Get advice from experienced civil litigation attorneys about the pros and cons of settling a case.
Today’s civil litigation attorneys have seen it all. In current society, litigation is more prevalent than ever. And so is the likelihood your case will be settled without once setting foot in the courtroom.
Generally speaking, settlement happens outside the courtroom, with one party offering up a payment or award of some kind in exchange for making the case go away. Now, why would so many choose to settle a case without the benefit of a judge or jury – sometimes for less money than they might have been able to get by going to trial?
Benefits of Settling a Case Outside of Court
While everyone’s reasons are unique to their situation, these are the most common reasons we see for accepting settlement over a trial:
- Trials mean more attorney hours, expert witnesses (some you might have to pay for), depositions, travel and a lot of time. By settling before going to trial, you can reduce some expenses, while eliminating others all together.
- S-T-R-E-S-S. Trial can be difficult. It can drag on for a long time, and cause emotional trauma to both parties. It can also be especially bad if you are called as a witness; testimony and cross-examination are exhausting for people not used to it.
- Privacy is ensured. Part of your settlement can include a privacy clause, ensuring specific case details and other information won’t be made public. In a court, documents submitted become part of the official record. This makes them both public AND searchable. Including a privacy clause makes it illegal for anyone to publicly discuss your case or disclose details.
- The outcome is assured. Juries can be a big wild card in a trial situation. A settlement allows you to negotiate a specific outcome, and assures once you both sign on the dotted line, you’ll get exactly what is contained within the agreement. No more. No less. And no appeals.
- Trials can drag on for years, even before the appeal process kicks in. Settlement is generally much quicker.
- Trials are governed by strict rules and guidelines, dictating every single second of courtroom procedure. Not so with settlements. How you approach a topic can vary widely, and you can even ask for something like an apology; one thing you’re very unlikely to get from a trial outcome.
- No one is guilty. In trials, generally there is a verdict: guilty or not. This then gets recorded in the public record. With settlements, there is no record. You can compensate for a mistake without being forced to admit any wrongdoing.
When You Should Opt for Trial
Does your case have farther reaching societal ramifications? Think cases relating to a woman’s right to choose, racial bias, or public health risks.
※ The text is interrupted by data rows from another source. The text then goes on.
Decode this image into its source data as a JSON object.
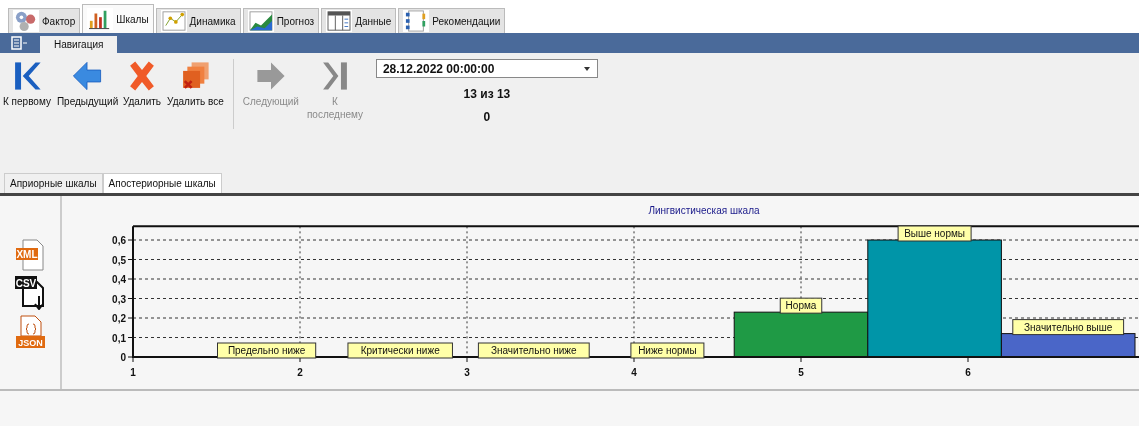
{
  "main_tabs": [
    {
      "label": "Фактор",
      "kind": "factor",
      "selected": false
    },
    {
      "label": "Шкалы",
      "kind": "scales",
      "selected": true
    },
    {
      "label": "Динамика",
      "kind": "dynamics",
      "selected": false
    },
    {
      "label": "Прогноз",
      "kind": "forecast",
      "selected": false
    },
    {
      "label": "Данные",
      "kind": "data",
      "selected": false
    },
    {
      "label": "Рекомендации",
      "kind": "recommend",
      "selected": false
    }
  ],
  "ribbon_tabs": [
    {
      "label": "Навигация",
      "selected": true
    }
  ],
  "toolbar": {
    "buttons": [
      {
        "label": "К первому",
        "kind": "first",
        "disabled": false
      },
      {
        "label": "Предыдущий",
        "kind": "prev",
        "disabled": false
      },
      {
        "label": "Удалить",
        "kind": "delete",
        "disabled": false
      },
      {
        "label": "Удалить все",
        "kind": "delete_all",
        "disabled": false
      },
      {
        "label": "Следующий",
        "kind": "next",
        "disabled": true
      },
      {
        "label": "К последнему",
        "kind": "last",
        "disabled": true
      }
    ],
    "date": "28.12.2022 00:00:00",
    "counter": "13 из 13",
    "value": "0"
  },
  "sub_tabs": [
    {
      "label": "Априорные шкалы",
      "selected": false
    },
    {
      "label": "Апостериорные шкалы",
      "selected": true
    }
  ],
  "export_buttons": [
    {
      "label": "XML",
      "kind": "xml"
    },
    {
      "label": "CSV",
      "kind": "csv"
    },
    {
      "label": "JSON",
      "kind": "json"
    }
  ],
  "chart": {
    "chart_data": {
      "type": "bar",
      "title": "Лингвистическая шкала",
      "x": [
        1.8,
        2.6,
        3.4,
        4.2,
        5.0,
        5.8,
        6.6
      ],
      "series": [
        {
          "values": [
            0,
            0,
            0,
            0,
            0.23,
            0.6,
            0.12
          ]
        }
      ],
      "value_labels": [
        "Предельно ниже",
        "Критически ниже",
        "Значительно ниже",
        "Ниже нормы",
        "Норма",
        "Выше нормы",
        "Значительно выше"
      ],
      "grid": true,
      "colors": [
        "#1f9a45",
        "#1f9a45",
        "#1f9a45",
        "#1f9a45",
        "#1f9a45",
        "#0095a8",
        "#4a66c8"
      ],
      "xlim": [
        1,
        7
      ],
      "ylim": [
        0,
        0.67
      ],
      "xticks": [
        {
          "value": 1,
          "label": "1"
        },
        {
          "value": 2,
          "label": "2"
        },
        {
          "value": 3,
          "label": "3"
        },
        {
          "value": 4,
          "label": "4"
        },
        {
          "value": 5,
          "label": "5"
        },
        {
          "value": 6,
          "label": "6"
        }
      ],
      "yticks": [
        {
          "value": 0,
          "label": "0"
        },
        {
          "value": 0.1,
          "label": "0,1"
        },
        {
          "value": 0.2,
          "label": "0,2"
        },
        {
          "value": 0.3,
          "label": "0,3"
        },
        {
          "value": 0.4,
          "label": "0,4"
        },
        {
          "value": 0.5,
          "label": "0,5"
        },
        {
          "value": 0.6,
          "label": "0,6"
        }
      ],
      "stacked": false
    }
  }
}
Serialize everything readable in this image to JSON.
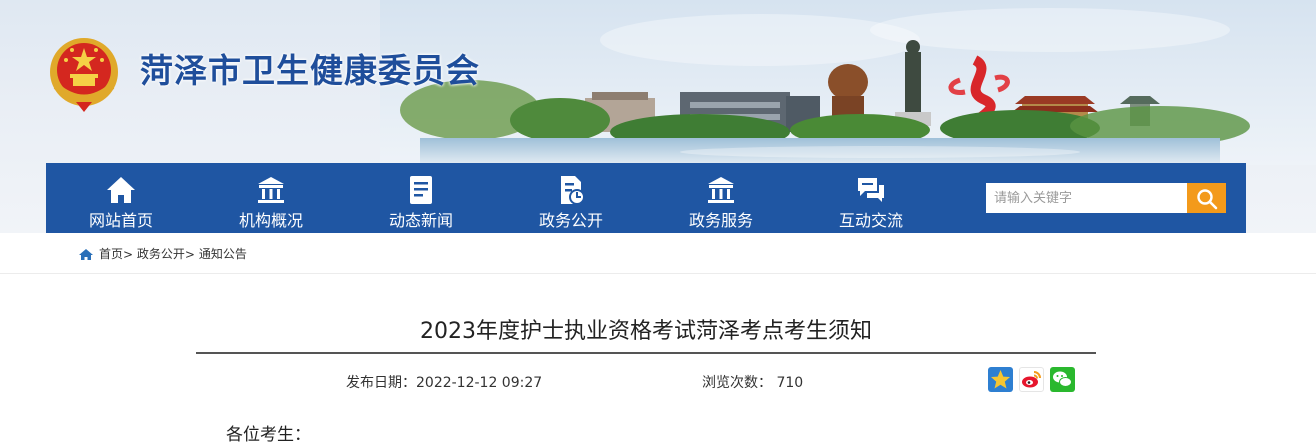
{
  "site": {
    "title": "菏泽市卫生健康委员会"
  },
  "nav": {
    "items": [
      {
        "label": "网站首页",
        "icon": "home-icon"
      },
      {
        "label": "机构概况",
        "icon": "institution-icon"
      },
      {
        "label": "动态新闻",
        "icon": "news-document-icon"
      },
      {
        "label": "政务公开",
        "icon": "public-document-icon"
      },
      {
        "label": "政务服务",
        "icon": "service-building-icon"
      },
      {
        "label": "互动交流",
        "icon": "chat-bubbles-icon"
      }
    ],
    "search": {
      "placeholder": "请输入关键字",
      "icon": "search-icon"
    },
    "colors": {
      "bar": "#1f56a3",
      "search_button": "#f39a1b"
    }
  },
  "breadcrumb": {
    "icon": "home-icon",
    "items": [
      "首页",
      "政务公开",
      "通知公告"
    ],
    "separator": ">"
  },
  "article": {
    "title": "2023年度护士执业资格考试菏泽考点考生须知",
    "publish_label": "发布日期：",
    "publish_date": "2022-12-12 09:27",
    "views_label": "浏览次数：",
    "views": "710",
    "share": [
      "star-share-icon",
      "weibo-share-icon",
      "wechat-share-icon"
    ],
    "body_first_line": "各位考生："
  }
}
In instances like these, a settlement won’t affect any real change, or set a precedent for future cases and public policy.
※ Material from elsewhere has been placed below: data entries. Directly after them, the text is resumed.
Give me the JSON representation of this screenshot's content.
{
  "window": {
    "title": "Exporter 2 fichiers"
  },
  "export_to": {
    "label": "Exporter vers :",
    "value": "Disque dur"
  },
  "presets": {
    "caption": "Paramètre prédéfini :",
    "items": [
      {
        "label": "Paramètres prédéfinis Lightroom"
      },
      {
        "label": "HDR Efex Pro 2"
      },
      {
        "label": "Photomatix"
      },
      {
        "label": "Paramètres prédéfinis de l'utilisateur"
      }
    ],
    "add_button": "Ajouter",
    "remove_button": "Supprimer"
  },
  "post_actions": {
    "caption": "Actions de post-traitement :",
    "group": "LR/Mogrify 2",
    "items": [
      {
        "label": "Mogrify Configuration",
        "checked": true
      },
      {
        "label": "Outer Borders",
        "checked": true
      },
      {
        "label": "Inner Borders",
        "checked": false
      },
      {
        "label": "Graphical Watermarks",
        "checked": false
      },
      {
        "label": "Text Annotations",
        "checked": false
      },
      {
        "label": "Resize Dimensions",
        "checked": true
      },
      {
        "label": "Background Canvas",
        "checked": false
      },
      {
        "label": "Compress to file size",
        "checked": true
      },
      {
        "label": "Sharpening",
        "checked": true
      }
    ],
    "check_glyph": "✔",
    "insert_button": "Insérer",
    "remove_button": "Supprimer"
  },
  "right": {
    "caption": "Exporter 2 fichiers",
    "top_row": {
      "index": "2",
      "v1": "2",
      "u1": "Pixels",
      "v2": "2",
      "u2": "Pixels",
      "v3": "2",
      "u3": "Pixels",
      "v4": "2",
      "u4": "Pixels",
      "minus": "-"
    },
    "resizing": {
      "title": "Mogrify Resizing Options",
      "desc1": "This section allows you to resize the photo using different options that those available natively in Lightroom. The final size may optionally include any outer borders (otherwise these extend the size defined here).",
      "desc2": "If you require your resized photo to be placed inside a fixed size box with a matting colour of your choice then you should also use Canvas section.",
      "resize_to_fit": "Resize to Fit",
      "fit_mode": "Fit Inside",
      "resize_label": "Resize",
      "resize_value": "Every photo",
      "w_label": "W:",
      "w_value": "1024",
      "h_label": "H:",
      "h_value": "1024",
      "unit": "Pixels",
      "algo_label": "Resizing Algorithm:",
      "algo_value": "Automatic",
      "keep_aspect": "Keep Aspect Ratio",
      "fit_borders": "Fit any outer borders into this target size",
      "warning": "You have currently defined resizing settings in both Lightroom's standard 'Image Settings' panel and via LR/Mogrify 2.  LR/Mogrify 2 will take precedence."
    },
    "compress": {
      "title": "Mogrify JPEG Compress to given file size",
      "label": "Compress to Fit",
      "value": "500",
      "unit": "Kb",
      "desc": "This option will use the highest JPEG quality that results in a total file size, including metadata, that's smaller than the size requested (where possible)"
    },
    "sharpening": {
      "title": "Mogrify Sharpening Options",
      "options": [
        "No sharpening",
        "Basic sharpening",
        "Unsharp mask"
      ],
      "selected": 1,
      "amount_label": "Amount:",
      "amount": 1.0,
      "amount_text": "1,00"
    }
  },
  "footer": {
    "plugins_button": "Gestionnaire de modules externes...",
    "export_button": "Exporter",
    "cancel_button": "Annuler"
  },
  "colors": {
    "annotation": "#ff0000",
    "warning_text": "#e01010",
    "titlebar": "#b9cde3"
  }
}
Is settling a case always the best choice? No. But for many people, it is the best choice for them.